== Segment start ==

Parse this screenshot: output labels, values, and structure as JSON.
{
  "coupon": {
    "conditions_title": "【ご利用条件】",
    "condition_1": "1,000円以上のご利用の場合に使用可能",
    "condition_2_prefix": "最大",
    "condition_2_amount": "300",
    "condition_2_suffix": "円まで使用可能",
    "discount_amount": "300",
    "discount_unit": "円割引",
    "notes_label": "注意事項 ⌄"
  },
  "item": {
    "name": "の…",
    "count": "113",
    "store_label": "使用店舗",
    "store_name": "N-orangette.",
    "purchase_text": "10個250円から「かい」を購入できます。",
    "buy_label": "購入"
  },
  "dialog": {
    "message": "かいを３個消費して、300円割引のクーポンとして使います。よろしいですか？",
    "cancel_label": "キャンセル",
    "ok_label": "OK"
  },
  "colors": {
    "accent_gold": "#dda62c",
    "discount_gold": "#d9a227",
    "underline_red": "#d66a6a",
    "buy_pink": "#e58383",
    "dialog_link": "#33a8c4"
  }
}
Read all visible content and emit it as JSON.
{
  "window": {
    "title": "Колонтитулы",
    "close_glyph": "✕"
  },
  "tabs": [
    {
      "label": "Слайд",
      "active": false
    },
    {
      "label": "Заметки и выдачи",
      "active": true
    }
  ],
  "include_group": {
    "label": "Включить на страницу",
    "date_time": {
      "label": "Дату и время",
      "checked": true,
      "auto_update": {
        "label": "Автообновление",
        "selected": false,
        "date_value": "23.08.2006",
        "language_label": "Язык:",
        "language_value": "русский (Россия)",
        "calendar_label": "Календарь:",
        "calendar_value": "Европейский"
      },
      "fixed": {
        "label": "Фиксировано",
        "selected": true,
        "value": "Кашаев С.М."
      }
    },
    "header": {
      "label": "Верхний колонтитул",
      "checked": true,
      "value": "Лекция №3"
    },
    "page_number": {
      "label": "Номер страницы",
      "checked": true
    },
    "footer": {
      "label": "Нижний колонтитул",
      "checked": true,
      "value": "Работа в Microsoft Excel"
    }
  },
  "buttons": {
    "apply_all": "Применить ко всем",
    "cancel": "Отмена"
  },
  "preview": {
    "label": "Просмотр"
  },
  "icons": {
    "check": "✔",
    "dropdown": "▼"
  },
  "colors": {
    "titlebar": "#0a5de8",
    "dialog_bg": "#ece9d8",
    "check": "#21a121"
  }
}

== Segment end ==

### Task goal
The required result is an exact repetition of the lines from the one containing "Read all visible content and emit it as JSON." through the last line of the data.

### Completed task
Read all visible content and emit it as JSON.
{
  "window": {
    "title": "Колонтитулы",
    "close_glyph": "✕"
  },
  "tabs": [
    {
      "label": "Слайд",
      "active": false
    },
    {
      "label": "Заметки и выдачи",
      "active": true
    }
  ],
  "include_group": {
    "label": "Включить на страницу",
    "date_time": {
      "label": "Дату и время",
      "checked": true,
      "auto_update": {
        "label": "Автообновление",
        "selected": false,
        "date_value": "23.08.2006",
        "language_label": "Язык:",
        "language_value": "русский (Россия)",
        "calendar_label": "Календарь:",
        "calendar_value": "Европейский"
      },
      "fixed": {
        "label": "Фиксировано",
        "selected": true,
        "value": "Кашаев С.М."
      }
    },
    "header": {
      "label": "Верхний колонтитул",
      "checked": true,
      "value": "Лекция №3"
    },
    "page_number": {
      "label": "Номер страницы",
      "checked": true
    },
    "footer": {
      "label": "Нижний колонтитул",
      "checked": true,
      "value": "Работа в Microsoft Excel"
    }
  },
  "buttons": {
    "apply_all": "Применить ко всем",
    "cancel": "Отмена"
  },
  "preview": {
    "label": "Просмотр"
  },
  "icons": {
    "check": "✔",
    "dropdown": "▼"
  },
  "colors": {
    "titlebar": "#0a5de8",
    "dialog_bg": "#ece9d8",
    "check": "#21a121"
  }
}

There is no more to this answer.